This recipe (adapted from my book Dining In) could easily serve as a side to roast chicken or as a salad with something heavier, like a stew, but often I serve this as a sort of salad-side hybrid for when I don't want to make both. The unique earthiness of fresh turmeric really makes this dish, especially when the bits get a little too dark and crispy as the carrots roast, but ground turmeric is a totally acceptable substitute.
Roasting carrots hot and fast will give you something that is caramelized and deeply flavorful on the outside without sacrificing their snappy texture, and roasting them with seeds means you don't have to toast the seeds separately to coax out their flavor. It's really quite a good deal for all involved, and sometimes I make them sans leafy greens when I just want to take advantage of this very good deal.
Do ahead: These carrots are actually great at room temperature and can be roasted about 4 hours ahead. —Alison Roman
small carrots, scrubbed, tops trimmed to about 1/2 inch
finely grated fresh turmeric or 1/2 teaspoon ground
Freshly ground black pepper
spicy greens, such as mustard greens, watercress, or wild arugula
If using carrots on the larger size, halve them lengthwise. Toss the carrots with the olive oil, turmeric, cumin, and fennel on a rimmed backing sheet and season with salt and pepper. Roast, shaking the pan occasionally, until the carrots are evenly browned and tender (but not totally soft), 20 to 25 minutes; if your carrots are on the larger side, this might take a bit longer. Remove from the oven and set aside.
Put the greens in a large bowl along with the lemon juice and season with salt and pepper.
Scatter the carrots and greens on a large serving platter or bowl, making sure to scrape any of the oily, seedy business from the baking sheet in there, too.

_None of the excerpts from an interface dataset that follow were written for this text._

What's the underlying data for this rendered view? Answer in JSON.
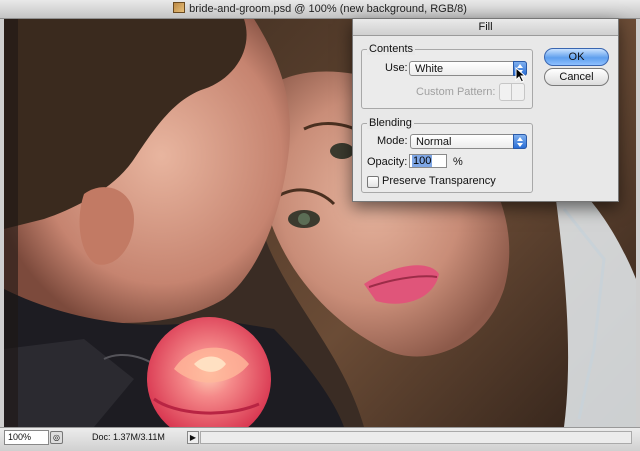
{
  "window": {
    "title": "bride-and-groom.psd @ 100% (new background, RGB/8)"
  },
  "statusbar": {
    "zoom": "100%",
    "doc_info": "Doc: 1.37M/3.11M",
    "arrow_icon": "triangle-right-icon"
  },
  "dialog": {
    "title": "Fill",
    "contents": {
      "group_label": "Contents",
      "use_label": "Use:",
      "use_value": "White",
      "custom_pattern_label": "Custom Pattern:"
    },
    "blending": {
      "group_label": "Blending",
      "mode_label": "Mode:",
      "mode_value": "Normal",
      "opacity_label": "Opacity:",
      "opacity_value": "100",
      "opacity_unit": "%",
      "preserve_label": "Preserve Transparency",
      "preserve_checked": false
    },
    "buttons": {
      "ok": "OK",
      "cancel": "Cancel"
    }
  }
}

Alison Roman is a cook, writer and author of the bestselling cookbook "Dining In," published by Clarkson Potter in Fall 2017. Her second cookbook "Nothing Fancy," is now available. She is a bi-weekly columnist for the New York Times Cooking section, as well as a monthly contributor to Bon Appétit Magazine. Originally from Los Angeles, she lives in Brooklyn until she decides to move upstate like everyone else.